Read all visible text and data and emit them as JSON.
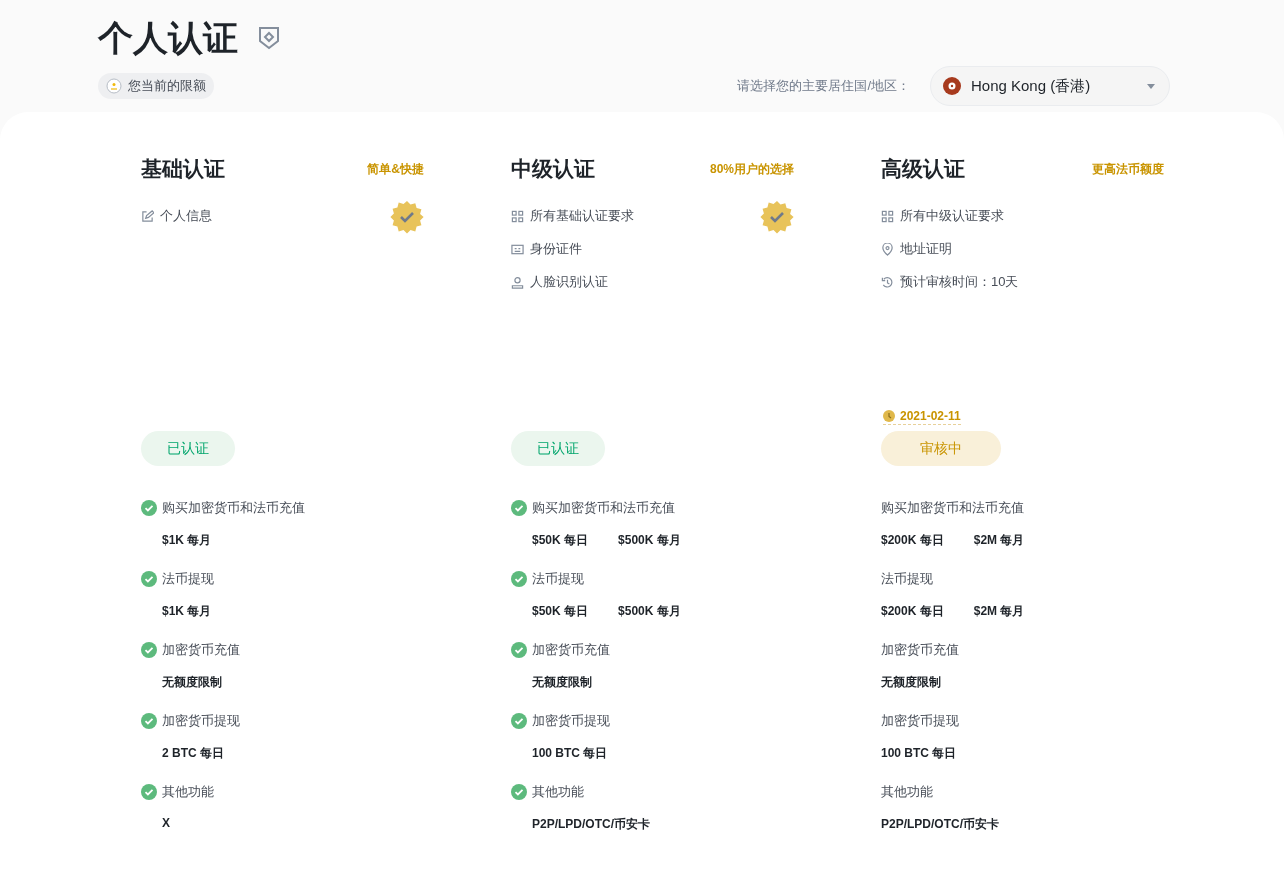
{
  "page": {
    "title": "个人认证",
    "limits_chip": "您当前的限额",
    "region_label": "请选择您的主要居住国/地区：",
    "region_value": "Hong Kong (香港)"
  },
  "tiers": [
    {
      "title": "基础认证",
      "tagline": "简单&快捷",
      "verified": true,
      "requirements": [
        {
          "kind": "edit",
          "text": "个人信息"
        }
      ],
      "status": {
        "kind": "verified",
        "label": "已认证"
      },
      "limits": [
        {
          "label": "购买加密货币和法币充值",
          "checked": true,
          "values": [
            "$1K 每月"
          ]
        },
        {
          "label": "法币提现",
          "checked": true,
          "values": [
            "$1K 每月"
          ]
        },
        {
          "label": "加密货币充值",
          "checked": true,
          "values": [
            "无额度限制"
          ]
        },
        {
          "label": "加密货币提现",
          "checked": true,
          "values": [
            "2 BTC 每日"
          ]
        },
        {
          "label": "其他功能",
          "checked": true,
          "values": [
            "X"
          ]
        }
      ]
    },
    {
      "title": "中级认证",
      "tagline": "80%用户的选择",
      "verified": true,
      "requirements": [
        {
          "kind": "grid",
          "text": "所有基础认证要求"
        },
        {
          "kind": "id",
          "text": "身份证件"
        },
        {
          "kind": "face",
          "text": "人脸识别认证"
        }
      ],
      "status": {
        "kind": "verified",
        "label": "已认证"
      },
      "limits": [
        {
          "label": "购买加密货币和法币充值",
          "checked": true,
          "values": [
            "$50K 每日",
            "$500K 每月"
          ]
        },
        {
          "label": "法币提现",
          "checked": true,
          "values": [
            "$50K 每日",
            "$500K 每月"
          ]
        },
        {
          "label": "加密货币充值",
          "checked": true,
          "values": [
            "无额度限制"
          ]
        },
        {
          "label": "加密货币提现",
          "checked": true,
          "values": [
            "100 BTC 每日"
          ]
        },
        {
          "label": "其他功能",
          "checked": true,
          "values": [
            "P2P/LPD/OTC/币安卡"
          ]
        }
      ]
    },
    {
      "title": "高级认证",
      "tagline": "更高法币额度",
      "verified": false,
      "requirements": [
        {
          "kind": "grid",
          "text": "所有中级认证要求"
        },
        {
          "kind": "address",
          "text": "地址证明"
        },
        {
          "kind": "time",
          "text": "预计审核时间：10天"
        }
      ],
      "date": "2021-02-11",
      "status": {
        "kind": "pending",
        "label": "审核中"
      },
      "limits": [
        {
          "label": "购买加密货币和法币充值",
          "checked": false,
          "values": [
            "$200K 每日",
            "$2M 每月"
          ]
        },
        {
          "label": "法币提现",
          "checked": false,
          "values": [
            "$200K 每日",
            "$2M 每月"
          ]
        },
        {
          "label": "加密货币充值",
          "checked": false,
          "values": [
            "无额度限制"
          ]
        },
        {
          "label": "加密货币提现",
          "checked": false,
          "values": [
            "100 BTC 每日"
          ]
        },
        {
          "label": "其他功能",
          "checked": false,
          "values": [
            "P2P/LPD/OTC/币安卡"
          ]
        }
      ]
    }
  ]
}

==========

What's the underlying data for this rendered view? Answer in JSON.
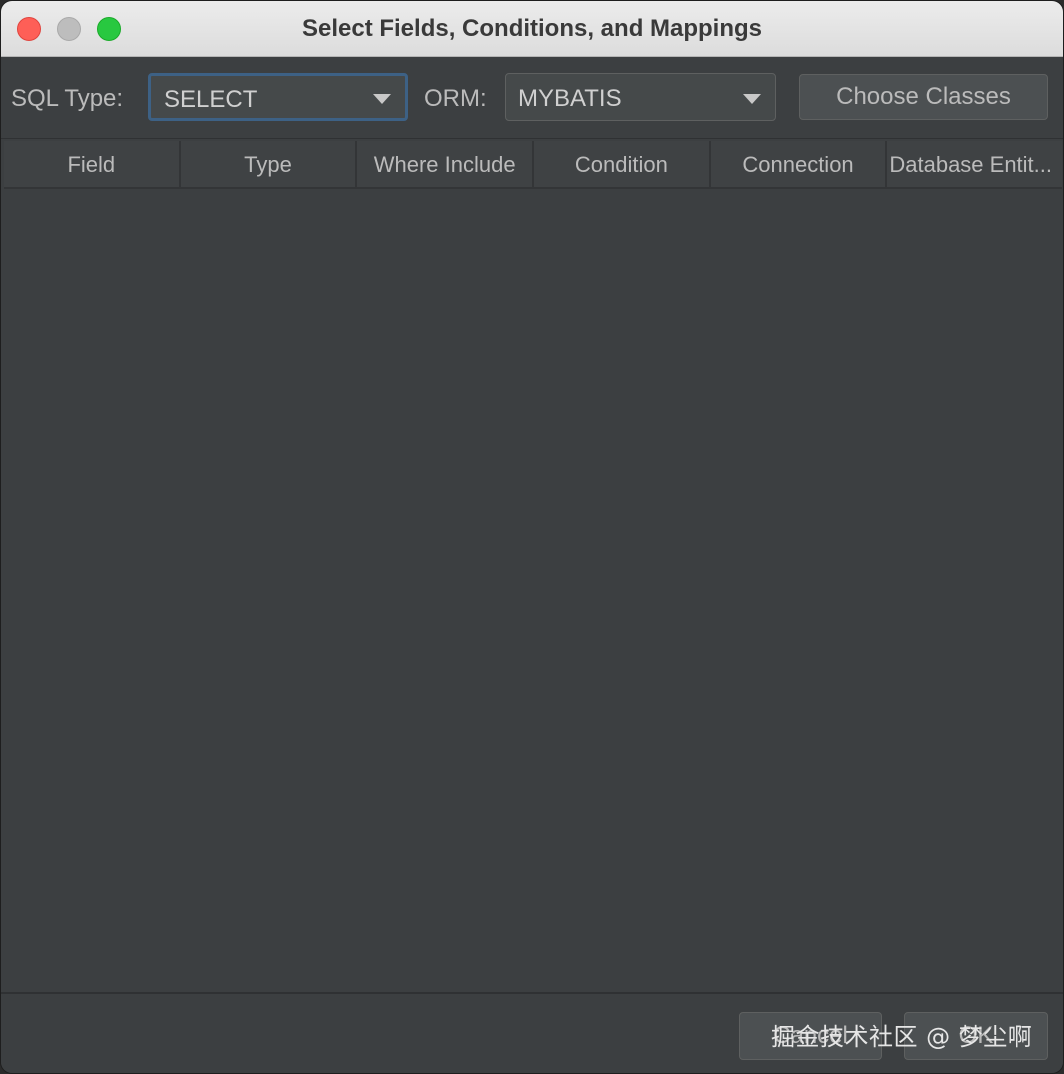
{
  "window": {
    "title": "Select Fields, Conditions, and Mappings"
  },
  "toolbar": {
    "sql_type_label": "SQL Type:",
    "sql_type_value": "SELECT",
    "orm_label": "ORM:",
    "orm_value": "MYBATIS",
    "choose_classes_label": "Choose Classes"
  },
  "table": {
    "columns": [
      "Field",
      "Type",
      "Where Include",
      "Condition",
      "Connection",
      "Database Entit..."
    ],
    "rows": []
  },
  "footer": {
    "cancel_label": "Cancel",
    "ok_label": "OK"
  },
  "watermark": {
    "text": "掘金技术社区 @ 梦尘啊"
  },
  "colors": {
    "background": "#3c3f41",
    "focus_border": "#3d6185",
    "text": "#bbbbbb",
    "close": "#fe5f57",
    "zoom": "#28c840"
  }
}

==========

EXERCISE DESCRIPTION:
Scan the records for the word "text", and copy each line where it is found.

RESPONSE TO THE TASK:
Read all visible text and data and emit them as JSON.
          "text": "个人信息"
          "text": "所有基础认证要求"
          "text": "身份证件"
          "text": "人脸识别认证"
          "text": "所有中级认证要求"
          "text": "地址证明"
          "text": "预计审核时间：10天"
    "text": "掘金技术社区 @ 梦尘啊"
    "text": "#bbbbbb",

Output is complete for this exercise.